Two Creighton Students Named Goldwater Scholars

Two Creighton University undergraduate students, Michael T. Davidson and Anya Burkart, have been awarded a prestigious Goldwater Scholarship for 2010.

The Goldwater Scholarship provides up to $7,500 per year for the final one or two years of undergraduate study and is awarded to outstanding students who plan to pursue careers in natural science, mathematics or engineering. More than 1,100 applicants sought the scholarship this year, but only 278 were awarded on the basis of academic merit.

"This year’s winners showed a desire to be challenged. Mike and Anya took on tasks in the areas where they saw potential for growth rather than limiting their focus to the areas where they already excelled. This is a trait that Creighton tries to foster in student research," said Physics Professor Michael Cherney, Creighton faculty representative for the Goldwater.

Burkart, of Monument, Colo., is a junior with a double major in physics and German. She has been a member of the biophysical optics research group since 2008 and collected and analyzed data on cell elasticity using an optical stretcher under the supervision of Creighton Physics Professor Mike Nichols.

She presented her research at the 2009 Conference for Undergraduate Women in Physics at Yale University and the 2009Nebraska Academy of Science and at the 2010 Biophysical Society Meeting in San Francisco earlier this year. She served as a RISE (Research in Science Education) Science Scholar and completed a paid summer internship at the Universitat des Saarlandes, in Saarbrucken, Germany. Burkhart is also a Clare Boothe Luce Women in Science scholar at Creighton. She plans to attend graduate school in the United States or Germany to earn a doctorate in biological physics.
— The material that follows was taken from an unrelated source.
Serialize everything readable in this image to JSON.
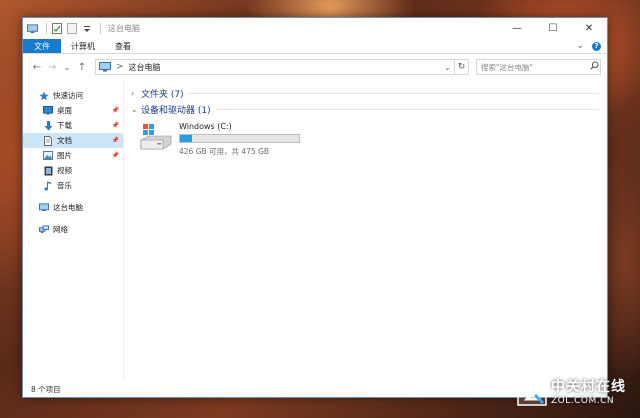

Davidson, a native of Kearney Neb., now living in Omaha, is a junior majoring in biochemistry with a minor in biology. He has served as a research assistant in the Department of Chemistry since 2009 and has received a Dean's Scholarship of Undergraduate Summer Research and a Ferlic Scholarship for Undergraduate Research. His research is focused on the development of a novel technique to remineralize tooth enamel under the supervision of chemistry professor Stephen Gross, Ph.D. Upon graduation from Creighton, Davidson plans to pursue a joint M.D./Ph.D degree and ultimately translational research in oncology.